There are probably worse ways for the Columbus Blue Jackets to have ended what was the most successful season in franchise history. And at some point, they might actually think of one.
In the meantime, the Blue Jackets will have to console themselves knowing they didn't go down without a fight, and might have survived a little longer than four games were it not for a brain cramp by a veteran player who should know better.
Ultimately though, it would not have made a difference for the Jackets to have extended this series. Columbus took some big strides this season by making the playoffs for the first time and has some nice pieces in Rick Nash and rookie goalie Steve Mason to continue building around. But Columbus hasn't reached the point where it could realistically hope to upset a far superior Detroit team that demonstrated how much separates them by toying with the Jackets through the first three games of the series.
Still, the Jackets had a chance to make up for that embarrassment in the home finale.
Columbus played with the kind of desperation teams trying to avoid sweep have to, and forced the often disinterested looking Red Wings into actually breaking a sweat for the first time. That's probably a good thing for the Red Wings, if only because it reminded them that there is some work involved in defending a Stanley Cup. Detroit was pushed to the limit because the Jackets came back twice from two goal deficits, but it was all for naught thanks to Fredrik Modin's mindless play in the waning minutes of the third period when the teams seemed destined for overtime.
Modin, who wore a savior's hat temporarily for the Blue Jackets when he scored to tie the game at 5-5 late in the middle period, but he was the guilty party on a too many men on the ice call that led to Johan Franzen's winner for Detroit with 57 seconds remaining in regulation.
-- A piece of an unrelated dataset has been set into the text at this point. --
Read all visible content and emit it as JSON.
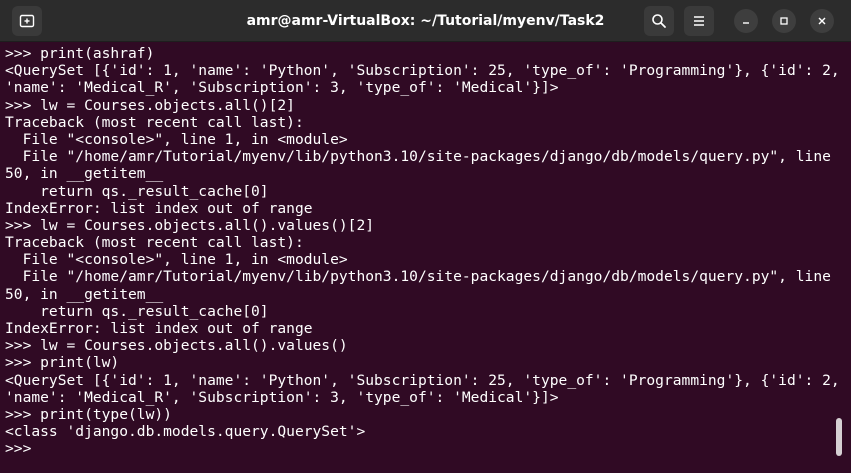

Modin jumped over the boards and played the puck before Jakub Voracek reached the bench, an automatic penalty that had disaster written all over it because it gave the league's best power play a chance to put the game and series away.
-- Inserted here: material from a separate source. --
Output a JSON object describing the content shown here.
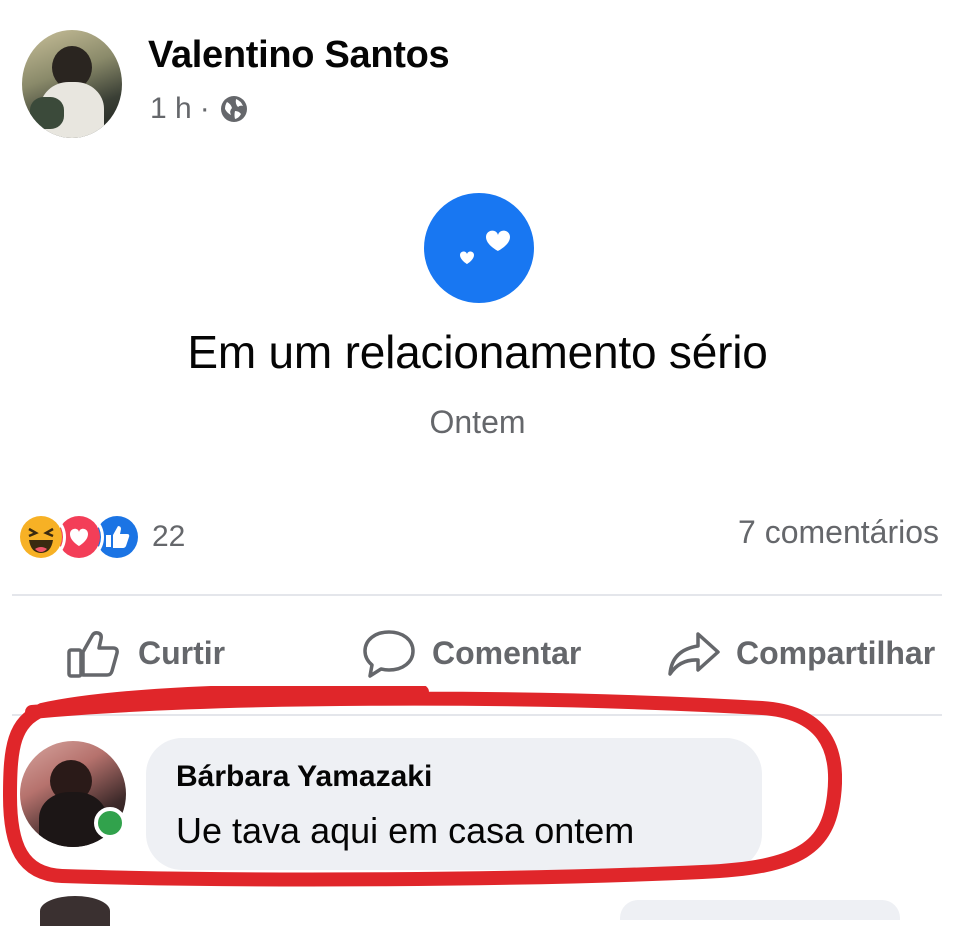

That's the kind of gift talented teams like the Red Wings tend to capitalize on, particularly when they have the added incentive of getting several days off if they do.
Pittsburgh had a chance to earn a similar vacation, but the Penguins got frustrated after failing to break through in a dominant first period and let the Philadelphia Flyers take the game away from them. The Penguins had a great start with a 15-5 shots margin in the opening 20 minutes, but they couldn't solve the Flyers often maligned goalie Martin Biron and now have to return to Philadelphia for a sixth game.
The Penguins failure to put away Philadelphia should be a concern, because the Flyers have largely outplayed them in the series and Biron has been as effective as Penguins goalie Marc Andre Fleury. The two had a pretty good duel on this night, but it paled in comparison to the battle taking betwen the netminders in New Jersey's 1-0 win over Carolina.
The lesson here is that it doesn't pay to get Martin Brodeur mad. The Devils goalie blew a gasket on the ice after a last second goal beat him Tuesday, but rebounded by turning away 44 shots, 35 of them in the third period. Meanwhile the Hurricanes goalie Cam Ward wasn't exactly a slouch, making 41 saves, just one too few to prevent Carolina from facing elimination at home this weekend.
They won't be alone. With its 4-0 loss in Anaheim, San Jose is on the brink of the brink of another playoff flop, one that will hurt more than the others because the Sharks finished first overall and theoretically are built for a long run. But key players like Joe Thornton and Patrick Marleau have gone missing in action again, and the Sharks have played most of this series looking like they would rather be somewhere else.
With the Ducks looking more like the team that won the 2007 Stanley Cup with each passing day and now holding a 3-1 series lead, chances are the Sharks won't have to wait long for that to happen.